What the task requires
Print the entries exactly as they appear, and omit any images.

Recorded data
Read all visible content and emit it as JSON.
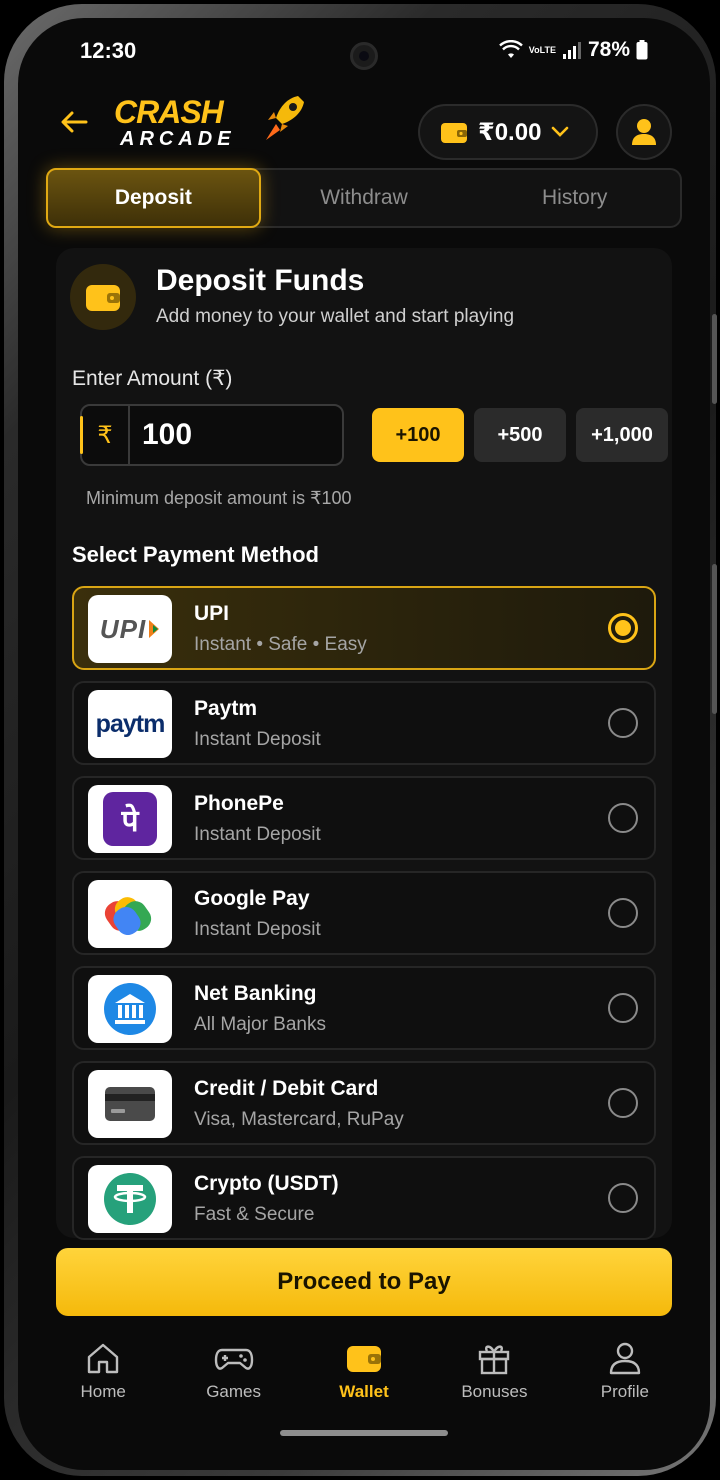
{
  "status_bar": {
    "time": "12:30",
    "network": "VoLTE",
    "battery": "78%"
  },
  "header": {
    "logo_top": "CRASH",
    "logo_bottom": "ARCADE",
    "balance": "₹0.00"
  },
  "tabs": [
    {
      "label": "Deposit",
      "active": true
    },
    {
      "label": "Withdraw",
      "active": false
    },
    {
      "label": "History",
      "active": false
    }
  ],
  "deposit": {
    "title": "Deposit Funds",
    "subtitle": "Add money to your wallet and start playing",
    "amount_label": "Enter Amount (₹)",
    "currency_symbol": "₹",
    "amount_value": "100",
    "quick_amounts": [
      "+100",
      "+500",
      "+1,000"
    ],
    "min_note": "Minimum deposit amount is ₹100"
  },
  "payment": {
    "section_title": "Select Payment Method",
    "methods": [
      {
        "name": "UPI",
        "desc": "Instant • Safe • Easy",
        "icon": "upi-logo",
        "selected": true
      },
      {
        "name": "Paytm",
        "desc": "Instant Deposit",
        "icon": "paytm-logo",
        "selected": false
      },
      {
        "name": "PhonePe",
        "desc": "Instant Deposit",
        "icon": "phonepe-logo",
        "selected": false
      },
      {
        "name": "Google Pay",
        "desc": "Instant Deposit",
        "icon": "google-pay-logo",
        "selected": false
      },
      {
        "name": "Net Banking",
        "desc": "All Major Banks",
        "icon": "bank-icon",
        "selected": false
      },
      {
        "name": "Credit / Debit Card",
        "desc": "Visa, Mastercard, RuPay",
        "icon": "card-icon",
        "selected": false
      },
      {
        "name": "Crypto (USDT)",
        "desc": "Fast & Secure",
        "icon": "tether-icon",
        "selected": false
      }
    ],
    "logo_text": {
      "upi": "UPI",
      "paytm": "paytm",
      "phonepe": "पे"
    }
  },
  "proceed_label": "Proceed to Pay",
  "nav": [
    {
      "label": "Home",
      "icon": "home-icon",
      "active": false
    },
    {
      "label": "Games",
      "icon": "gamepad-icon",
      "active": false
    },
    {
      "label": "Wallet",
      "icon": "wallet-icon",
      "active": true
    },
    {
      "label": "Bonuses",
      "icon": "gift-icon",
      "active": false
    },
    {
      "label": "Profile",
      "icon": "user-icon",
      "active": false
    }
  ],
  "colors": {
    "accent": "#ffc21a",
    "background": "#0a0a0a",
    "card": "#121212"
  }
}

Worked solution
Read all visible content and emit it as JSON.
{
  "status_bar": {
    "time": "12:30",
    "network": "VoLTE",
    "battery": "78%"
  },
  "header": {
    "logo_top": "CRASH",
    "logo_bottom": "ARCADE",
    "balance": "₹0.00"
  },
  "tabs": [
    {
      "label": "Deposit",
      "active": true
    },
    {
      "label": "Withdraw",
      "active": false
    },
    {
      "label": "History",
      "active": false
    }
  ],
  "deposit": {
    "title": "Deposit Funds",
    "subtitle": "Add money to your wallet and start playing",
    "amount_label": "Enter Amount (₹)",
    "currency_symbol": "₹",
    "amount_value": "100",
    "quick_amounts": [
      "+100",
      "+500",
      "+1,000"
    ],
    "min_note": "Minimum deposit amount is ₹100"
  },
  "payment": {
    "section_title": "Select Payment Method",
    "methods": [
      {
        "name": "UPI",
        "desc": "Instant • Safe • Easy",
        "icon": "upi-logo",
        "selected": true
      },
      {
        "name": "Paytm",
        "desc": "Instant Deposit",
        "icon": "paytm-logo",
        "selected": false
      },
      {
        "name": "PhonePe",
        "desc": "Instant Deposit",
        "icon": "phonepe-logo",
        "selected": false
      },
      {
        "name": "Google Pay",
        "desc": "Instant Deposit",
        "icon": "google-pay-logo",
        "selected": false
      },
      {
        "name": "Net Banking",
        "desc": "All Major Banks",
        "icon": "bank-icon",
        "selected": false
      },
      {
        "name": "Credit / Debit Card",
        "desc": "Visa, Mastercard, RuPay",
        "icon": "card-icon",
        "selected": false
      },
      {
        "name": "Crypto (USDT)",
        "desc": "Fast & Secure",
        "icon": "tether-icon",
        "selected": false
      }
    ],
    "logo_text": {
      "upi": "UPI",
      "paytm": "paytm",
      "phonepe": "पे"
    }
  },
  "proceed_label": "Proceed to Pay",
  "nav": [
    {
      "label": "Home",
      "icon": "home-icon",
      "active": false
    },
    {
      "label": "Games",
      "icon": "gamepad-icon",
      "active": false
    },
    {
      "label": "Wallet",
      "icon": "wallet-icon",
      "active": true
    },
    {
      "label": "Bonuses",
      "icon": "gift-icon",
      "active": false
    },
    {
      "label": "Profile",
      "icon": "user-icon",
      "active": false
    }
  ],
  "colors": {
    "accent": "#ffc21a",
    "background": "#0a0a0a",
    "card": "#121212"
  }
}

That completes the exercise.